Two Navy friends recommended Act of Valor. Couldn’t believe it as the trailer for the film looked so typical of ‘the best parts of a bad movie.’ They persuaded me that the film was made with SEAL cooperation with the hopes that the film would contribute to their increased recruiting requirements. Actual SEALs performed all of the terrific stunts and some of the weak acting. Happily, they did well at what they are paid to do. I wonder if we can really respond so effectively, and expensively, to dilute the malicious intent of so many cheaply armed bandits and thugs?! And can the SEALs truly carry enough ammunition for such firefights?! Anyway, watch the Behind the Scenes clip at the site.

Our audience of forty left the theatre in a quiet mood even though the film’s action scenes were exhilarating.

I admire the well-conceived obituaries in The Economist if only for the broad and interesting range of its selection. Lyn Lusi’s obit saddened me because of her achievements in face of daunting circumstances in a dangerous place (Republic of Congo). Courage may be manifested in many ways.

Photo courtesy of The Economist 31 March 2012

Tecumseh figurehead; US Naval Academy.

This poem of Tecumseh was central to the plot of Act of Valor. I walked or marched passed this figurehead thousands of times over a four year period, never investigating the purpose and meaning of its presence.

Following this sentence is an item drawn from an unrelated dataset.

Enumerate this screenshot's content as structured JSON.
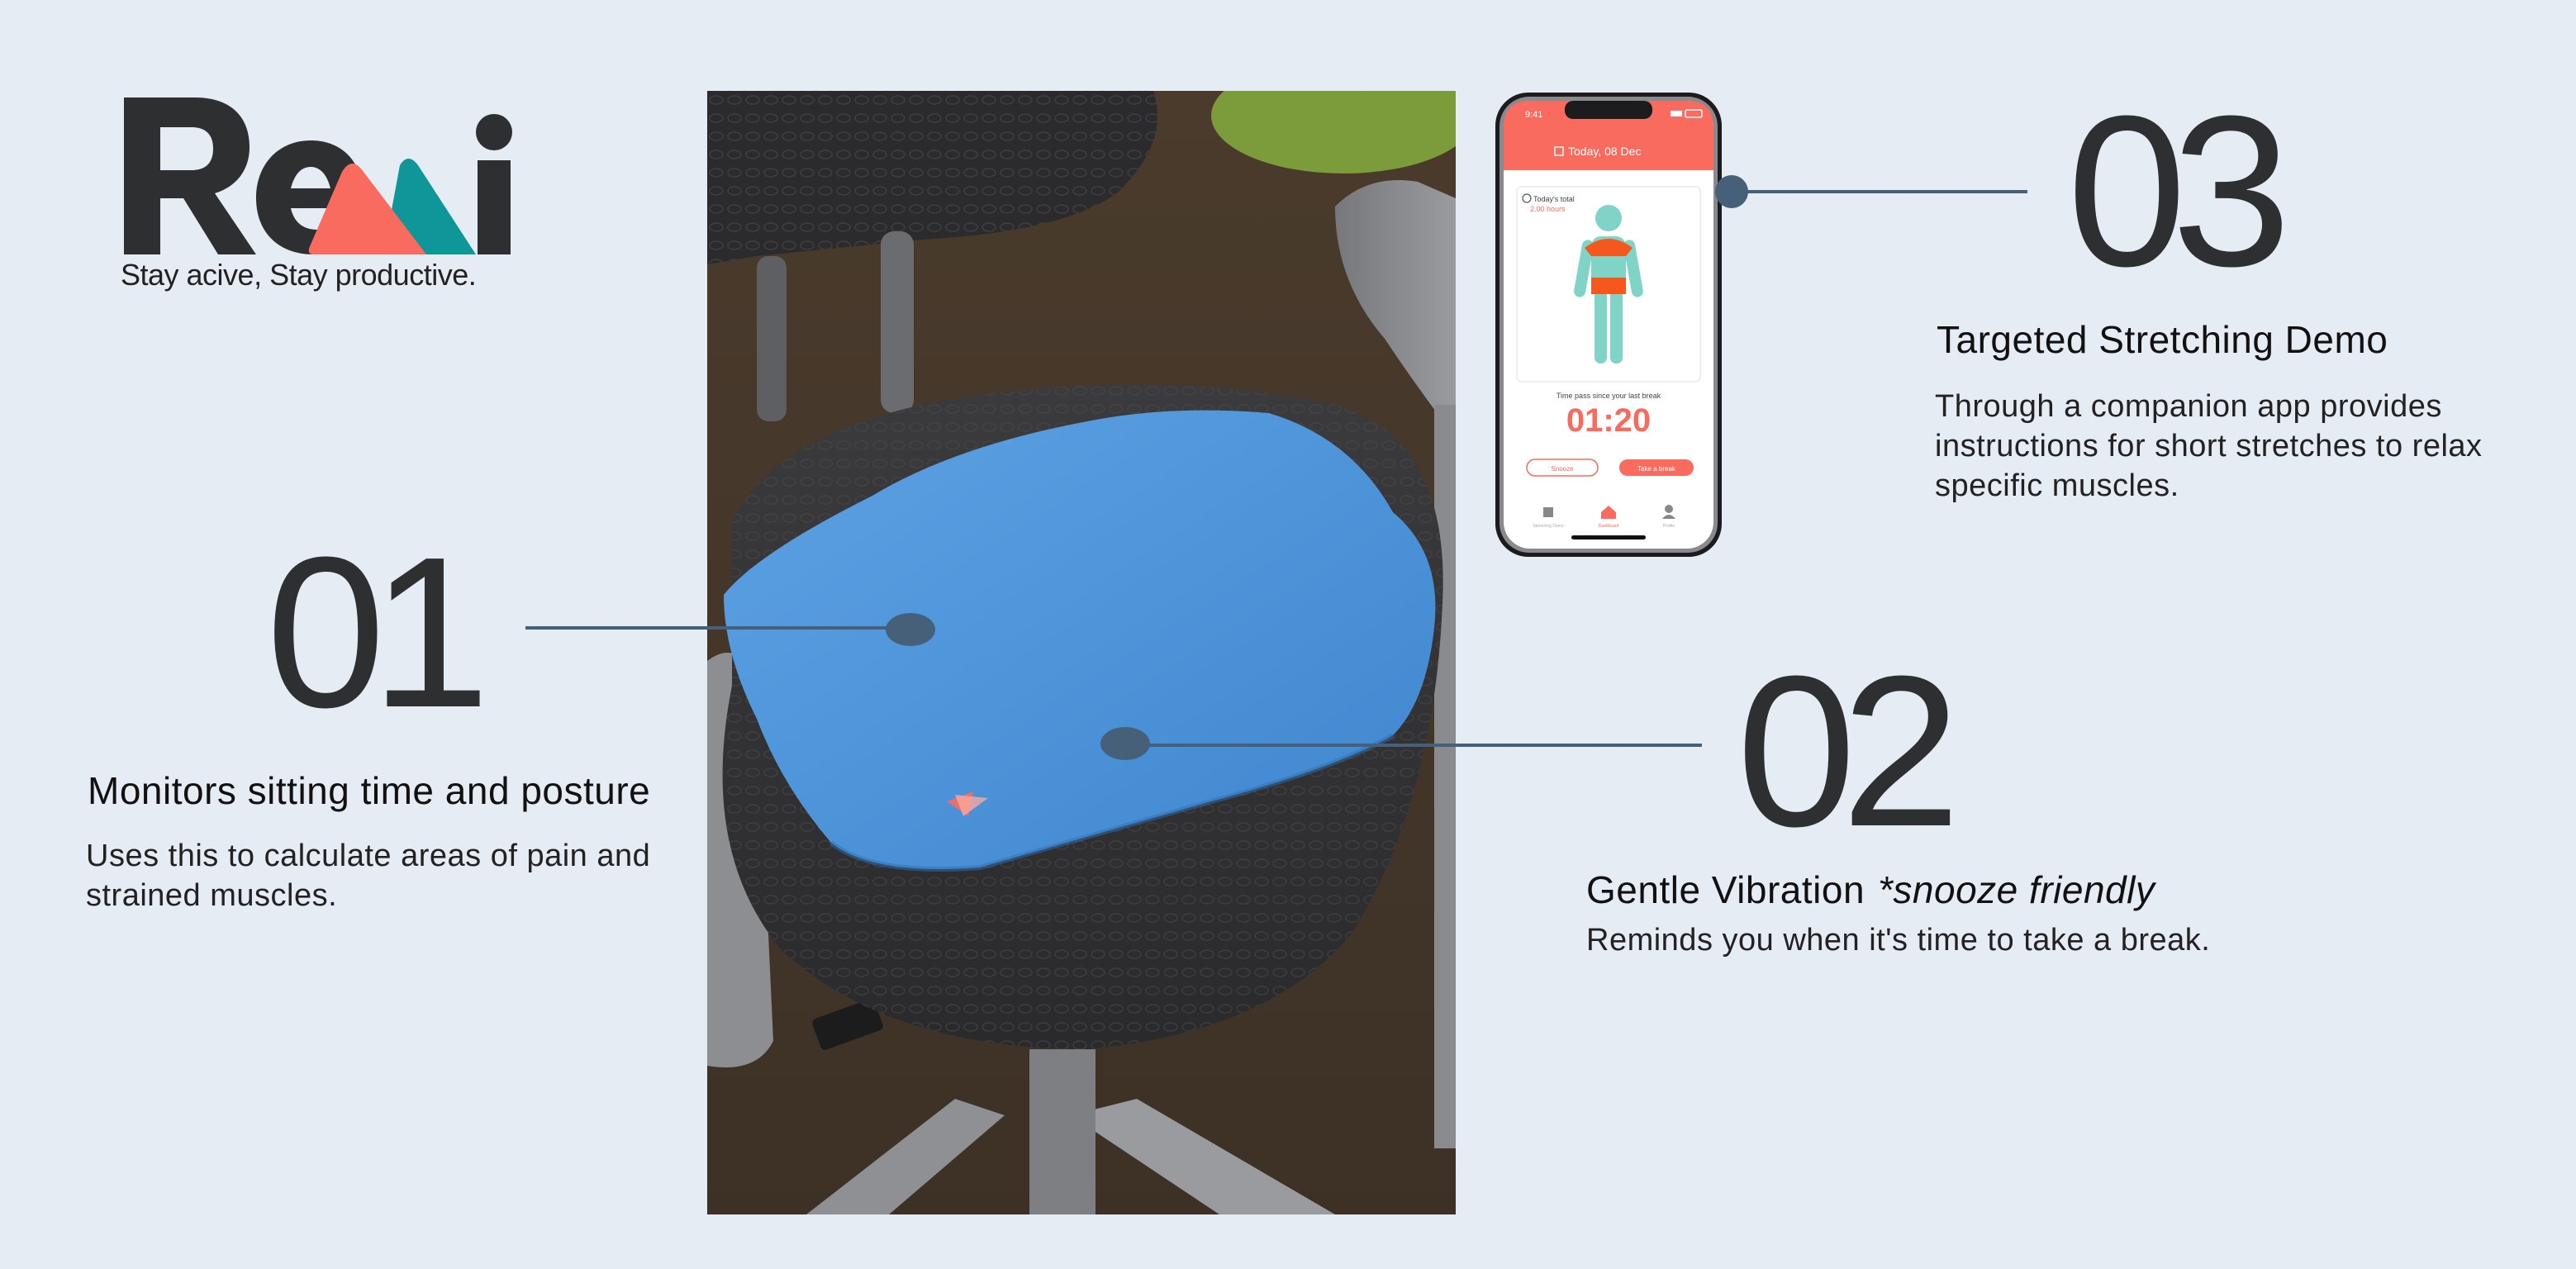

“So live your life that the fear of death can never enter your heart. Trouble no one about their religion; respect others in their view, and demand that they respect yours. Love your life, perfect your life, beautify all things in your life. Seek to make your life long and its purpose in the service of your people. Prepare a noble death song for the day when you go over the great divide.

Always give a word or a sign of salute when meeting or passing a friend, even a stranger, when in a lonely place. Show respect to all people and grovel to none.

When you arise in the morning give thanks for the food and for the joy of living. If you see no reason for giving thanks, the fault lies only in yourself. Abuse no one and no thing, for abuse turns the wise ones to fools and robs the spirit of its vision.

When it comes your time to die, be not like those whose hearts are filled with the fear of death, so that when their time comes they weep and pray for a little more time to live their lives over again in a different way. Sing your death song and die like a hero going home.”